Disposable surgical masks offer the best option in ensuring that you are being heard clearly when speaking, says a study that tested how different types of masks affect the acoustics of speech.
For the study, published in The Journal of the Acoustical Society of America, the team tested medical masks, disposable surgical masks, masks with clear plastic windows around the mouth, and homemade and store-bought cloth masks made of different fabric types and numbers of layers.
The researchers used a special loudspeaker shaped like a human head so that sound radiates as it would coming from a human mouth.
“We put the different masks onto the head-shaped loudspeaker and played the same sound for every test,” said Ryan Corey from University of Illinois at Urbana-Champaign in the US.
“We also placed the speaker onto a turntable to add a directional component to our data.”
The team collected data from a mask-wearing human speaker, as well.
“Even though these two data sets are a bit different, they both show which sound frequencies are most affected by mask-wearing and which masks have the strongest effects,” Corey said.
Their data showed that all masks muffle the quiet, high-frequency sound generated when a person pronounces consonants.
“Those sounds are already a challenge for those with hearing loss, with or without masks, and even become a challenge for those without hearing loss when you throw a mask into the mix,” Corey said.
Masks also block visual cues like facial expression and lip motion, so speech reading is no longer an option when wearing most masks.

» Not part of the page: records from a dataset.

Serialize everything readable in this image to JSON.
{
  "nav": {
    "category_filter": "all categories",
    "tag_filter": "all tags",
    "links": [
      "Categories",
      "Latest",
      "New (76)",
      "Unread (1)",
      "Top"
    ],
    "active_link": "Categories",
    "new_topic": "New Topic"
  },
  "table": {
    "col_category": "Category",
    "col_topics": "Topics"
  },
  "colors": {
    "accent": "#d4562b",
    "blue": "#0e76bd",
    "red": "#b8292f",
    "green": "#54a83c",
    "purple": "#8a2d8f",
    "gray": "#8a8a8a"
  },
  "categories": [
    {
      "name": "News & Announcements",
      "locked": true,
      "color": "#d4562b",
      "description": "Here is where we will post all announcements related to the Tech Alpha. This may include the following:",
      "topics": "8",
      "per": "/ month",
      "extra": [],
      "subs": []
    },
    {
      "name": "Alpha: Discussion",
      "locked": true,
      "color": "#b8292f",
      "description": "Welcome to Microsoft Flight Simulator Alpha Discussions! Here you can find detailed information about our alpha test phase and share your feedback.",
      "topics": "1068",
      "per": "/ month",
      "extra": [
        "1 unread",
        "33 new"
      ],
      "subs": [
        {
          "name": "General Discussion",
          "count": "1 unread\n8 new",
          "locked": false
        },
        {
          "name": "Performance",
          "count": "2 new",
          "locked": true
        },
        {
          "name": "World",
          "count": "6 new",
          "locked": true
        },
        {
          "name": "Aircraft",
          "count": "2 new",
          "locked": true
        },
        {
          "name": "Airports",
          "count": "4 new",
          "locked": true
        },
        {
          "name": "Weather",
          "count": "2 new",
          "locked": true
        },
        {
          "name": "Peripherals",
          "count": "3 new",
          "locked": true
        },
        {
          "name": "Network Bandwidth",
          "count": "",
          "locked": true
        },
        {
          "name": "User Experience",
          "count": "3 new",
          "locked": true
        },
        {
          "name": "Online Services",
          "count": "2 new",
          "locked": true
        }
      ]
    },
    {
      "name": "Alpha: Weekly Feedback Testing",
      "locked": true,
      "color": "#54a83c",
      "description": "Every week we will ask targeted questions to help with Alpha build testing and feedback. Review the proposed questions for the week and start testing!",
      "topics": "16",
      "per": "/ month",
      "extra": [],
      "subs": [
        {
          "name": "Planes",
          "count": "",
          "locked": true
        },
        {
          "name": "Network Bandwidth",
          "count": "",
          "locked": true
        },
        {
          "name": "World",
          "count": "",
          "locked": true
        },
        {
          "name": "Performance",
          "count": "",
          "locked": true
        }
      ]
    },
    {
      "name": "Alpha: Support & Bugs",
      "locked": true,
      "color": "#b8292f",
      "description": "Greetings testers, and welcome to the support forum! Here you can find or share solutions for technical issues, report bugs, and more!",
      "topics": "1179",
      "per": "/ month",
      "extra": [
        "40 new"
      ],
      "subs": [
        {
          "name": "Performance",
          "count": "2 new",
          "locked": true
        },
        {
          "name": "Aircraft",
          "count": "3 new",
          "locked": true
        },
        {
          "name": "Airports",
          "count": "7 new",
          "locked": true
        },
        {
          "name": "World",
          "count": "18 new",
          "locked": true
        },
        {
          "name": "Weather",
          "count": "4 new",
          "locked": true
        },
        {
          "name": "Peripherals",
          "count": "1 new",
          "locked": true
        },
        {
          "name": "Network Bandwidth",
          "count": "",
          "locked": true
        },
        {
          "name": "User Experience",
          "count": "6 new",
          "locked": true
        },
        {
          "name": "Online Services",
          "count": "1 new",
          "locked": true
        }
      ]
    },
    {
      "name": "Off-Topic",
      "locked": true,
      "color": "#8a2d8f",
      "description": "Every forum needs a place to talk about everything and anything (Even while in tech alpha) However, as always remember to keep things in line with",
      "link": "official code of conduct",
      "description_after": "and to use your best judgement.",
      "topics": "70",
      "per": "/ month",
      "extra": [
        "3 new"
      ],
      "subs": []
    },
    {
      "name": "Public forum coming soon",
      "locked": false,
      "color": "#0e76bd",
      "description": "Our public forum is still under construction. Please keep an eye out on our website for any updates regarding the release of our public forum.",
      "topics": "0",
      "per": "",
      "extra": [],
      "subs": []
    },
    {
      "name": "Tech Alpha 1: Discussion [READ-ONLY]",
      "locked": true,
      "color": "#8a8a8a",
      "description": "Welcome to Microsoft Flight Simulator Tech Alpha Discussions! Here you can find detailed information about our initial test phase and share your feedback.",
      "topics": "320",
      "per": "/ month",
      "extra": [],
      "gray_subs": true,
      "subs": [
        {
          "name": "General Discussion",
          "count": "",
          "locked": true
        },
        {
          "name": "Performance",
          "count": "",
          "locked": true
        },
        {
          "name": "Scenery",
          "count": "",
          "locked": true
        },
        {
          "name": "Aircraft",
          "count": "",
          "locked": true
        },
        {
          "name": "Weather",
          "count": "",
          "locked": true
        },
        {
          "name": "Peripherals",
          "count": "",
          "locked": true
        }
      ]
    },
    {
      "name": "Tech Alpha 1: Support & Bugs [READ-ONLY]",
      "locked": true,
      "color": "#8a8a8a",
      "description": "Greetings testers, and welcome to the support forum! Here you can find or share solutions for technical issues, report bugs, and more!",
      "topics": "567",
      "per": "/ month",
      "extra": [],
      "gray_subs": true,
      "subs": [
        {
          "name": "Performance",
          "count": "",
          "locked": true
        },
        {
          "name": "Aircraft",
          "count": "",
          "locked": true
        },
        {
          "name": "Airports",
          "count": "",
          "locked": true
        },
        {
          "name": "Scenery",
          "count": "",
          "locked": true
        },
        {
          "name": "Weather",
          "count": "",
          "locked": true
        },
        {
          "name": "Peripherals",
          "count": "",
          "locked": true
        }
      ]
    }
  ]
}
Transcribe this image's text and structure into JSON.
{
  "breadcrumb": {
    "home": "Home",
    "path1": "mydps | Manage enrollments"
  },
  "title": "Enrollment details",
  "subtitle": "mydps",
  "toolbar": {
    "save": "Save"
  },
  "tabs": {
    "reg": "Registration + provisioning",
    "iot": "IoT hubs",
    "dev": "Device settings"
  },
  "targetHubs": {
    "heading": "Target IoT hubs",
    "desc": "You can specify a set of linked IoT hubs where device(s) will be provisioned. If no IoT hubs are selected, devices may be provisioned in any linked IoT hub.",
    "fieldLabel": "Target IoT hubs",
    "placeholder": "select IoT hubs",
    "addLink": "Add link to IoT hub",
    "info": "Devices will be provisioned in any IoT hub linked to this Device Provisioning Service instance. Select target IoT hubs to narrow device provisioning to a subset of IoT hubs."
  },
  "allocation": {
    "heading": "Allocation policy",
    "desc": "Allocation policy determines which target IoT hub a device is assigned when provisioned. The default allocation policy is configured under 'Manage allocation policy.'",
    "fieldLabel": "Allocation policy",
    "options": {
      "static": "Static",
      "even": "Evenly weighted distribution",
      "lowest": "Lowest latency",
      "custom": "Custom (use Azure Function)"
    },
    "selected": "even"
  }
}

Almost everyone uses speech reading to some extent, with or without hearing loss, Corey said.
The study found that disposable surgical masks offer the best acoustic performance among all tested, Corey said.
Loosely woven 100 per cent cotton masks also perform well but, as shown in a study by other Illinois researchers, they may not be as effective as surgical masks at blocking respiratory droplets.
That study showed that tightly woven cotton and blended fabrics may block more droplets, but they also block more sound.
Based on the droplet study, Corey suggested that multilayer masks made of loosely woven cotton may offer a reasonable compromise between droplet-blocking efficiency and acoustic performance.
The good news is that most masks do not completely block sound, they simply deflect it away from the mouth.